"You get tired of watching the highlights...every hit is a home run," Rose said.
It's induction weekend in Cooperstown. As baseball fans gather to watch legends like Chipper Jones and Jim Thome enter the Hall of Fame, Pete Rose is keeping up his annual tradition of signing autographs down the street from the action.
Although Rose has been banished for life from Major League Baseball for betting on the sport, he still has plenty to say about the current state of the game.
Rose seems to be unhappy about the current number of home runs being hit and suggests that baseballs are doctored, according to USA Today.
"I’m going to argue with baseball until the day I die," Rose said, “that baseball is juiced. I don’t care what anybody says. They’ll say it’s not, which they have to. I saw a ball bounce behind the dugout the other day in Anaheim and it bounced into the second deck. Now, there’s something going on there.
"I saw Bryce Harper break his bat in half, and hit a 420-foot home run in New York. That just doesn’t happen. I know the ballparks are small. It just seems to me that everybody who plays baseball today is a potential home-run hitter.
"You get tired of watching the highlights on MLB and ESPN. Every hit is a home run."
Rose doesn't like fewer baseballs being put in play, saying he's "not too happy" when he watches games these days. The former Reds infielder worries that teams aren't working on the fundamentals enough.
"Too many guys just sit around waiting for that two-run, three-run home runs," Rose said. “The teams that put the ball in play go to the World Series. Houston won the World Series, they put the ball in play a lot."
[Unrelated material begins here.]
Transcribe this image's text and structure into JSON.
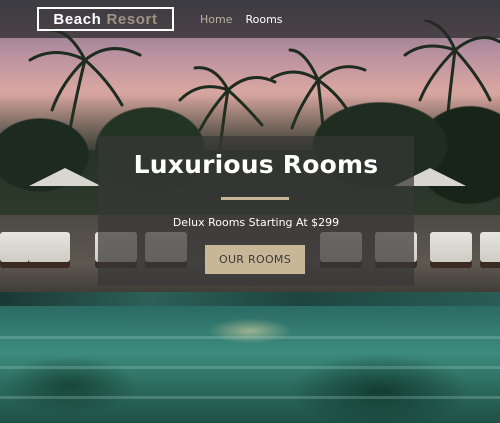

A new homer-hitting record was set in 2017 with 6,105 shots. In 2016, players hit 5,610 homers. Strikeouts also increased last season. Players were whiffed 40,105 times, up from the 38,982 K's in 2016.